Stored dataset items:

────────────────────

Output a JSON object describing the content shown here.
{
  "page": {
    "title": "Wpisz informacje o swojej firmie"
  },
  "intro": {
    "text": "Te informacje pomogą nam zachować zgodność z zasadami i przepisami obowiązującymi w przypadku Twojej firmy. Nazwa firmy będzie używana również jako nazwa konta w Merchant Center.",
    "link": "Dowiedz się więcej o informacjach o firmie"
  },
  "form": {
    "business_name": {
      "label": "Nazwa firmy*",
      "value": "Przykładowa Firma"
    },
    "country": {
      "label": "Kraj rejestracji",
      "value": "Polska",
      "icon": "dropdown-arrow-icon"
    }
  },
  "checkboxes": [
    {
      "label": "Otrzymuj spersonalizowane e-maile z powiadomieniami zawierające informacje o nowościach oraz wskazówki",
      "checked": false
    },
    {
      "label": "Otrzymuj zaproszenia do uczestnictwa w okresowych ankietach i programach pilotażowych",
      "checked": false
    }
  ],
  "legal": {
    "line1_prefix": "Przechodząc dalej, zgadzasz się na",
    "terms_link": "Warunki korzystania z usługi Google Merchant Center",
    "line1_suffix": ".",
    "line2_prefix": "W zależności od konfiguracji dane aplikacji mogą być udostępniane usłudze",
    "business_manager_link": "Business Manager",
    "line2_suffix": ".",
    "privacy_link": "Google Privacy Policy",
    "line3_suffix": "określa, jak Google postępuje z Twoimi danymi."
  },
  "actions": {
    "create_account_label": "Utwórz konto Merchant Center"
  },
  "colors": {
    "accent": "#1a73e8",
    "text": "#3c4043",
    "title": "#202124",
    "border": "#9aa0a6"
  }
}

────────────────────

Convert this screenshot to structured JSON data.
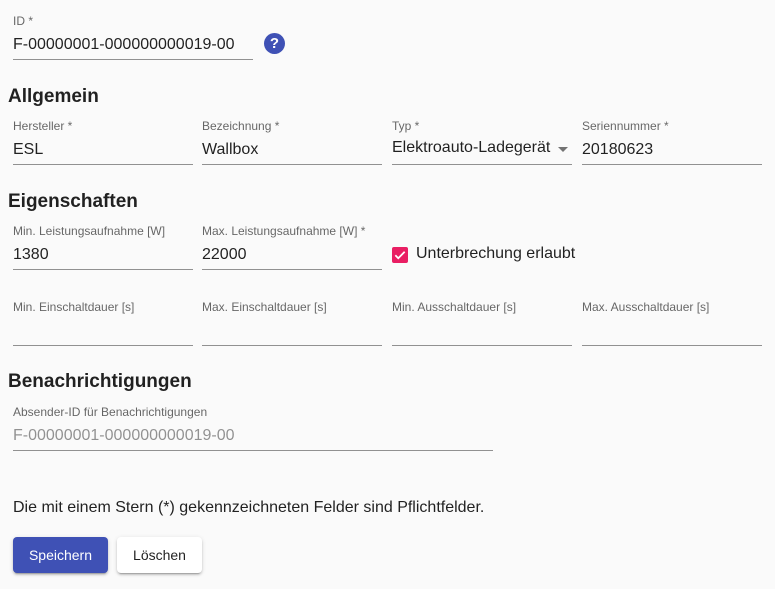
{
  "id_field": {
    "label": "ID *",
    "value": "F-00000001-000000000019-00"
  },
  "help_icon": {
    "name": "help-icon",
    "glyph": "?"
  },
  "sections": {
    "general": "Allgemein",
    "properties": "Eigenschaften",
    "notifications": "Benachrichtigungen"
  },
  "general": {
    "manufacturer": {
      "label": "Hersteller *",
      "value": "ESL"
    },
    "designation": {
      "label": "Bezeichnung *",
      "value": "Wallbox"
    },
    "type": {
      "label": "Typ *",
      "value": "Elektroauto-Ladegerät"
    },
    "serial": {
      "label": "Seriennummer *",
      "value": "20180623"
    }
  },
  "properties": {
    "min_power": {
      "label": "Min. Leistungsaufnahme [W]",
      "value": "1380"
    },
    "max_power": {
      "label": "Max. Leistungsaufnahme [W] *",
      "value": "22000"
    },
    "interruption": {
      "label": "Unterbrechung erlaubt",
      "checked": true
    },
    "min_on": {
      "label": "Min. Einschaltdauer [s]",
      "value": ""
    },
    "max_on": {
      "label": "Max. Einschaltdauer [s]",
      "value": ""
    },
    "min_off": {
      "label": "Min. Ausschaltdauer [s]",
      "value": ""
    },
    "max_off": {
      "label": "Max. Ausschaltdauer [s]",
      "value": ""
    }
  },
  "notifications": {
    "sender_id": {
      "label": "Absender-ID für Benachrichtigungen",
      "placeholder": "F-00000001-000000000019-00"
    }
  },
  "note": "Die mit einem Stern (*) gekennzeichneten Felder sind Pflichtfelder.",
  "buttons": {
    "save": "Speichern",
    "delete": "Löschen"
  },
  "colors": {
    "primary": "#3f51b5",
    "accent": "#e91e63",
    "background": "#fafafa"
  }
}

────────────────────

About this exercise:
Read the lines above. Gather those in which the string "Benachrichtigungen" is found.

Reply to the exercise:
    "notifications": "Benachrichtigungen"
      "label": "Absender-ID für Benachrichtigungen",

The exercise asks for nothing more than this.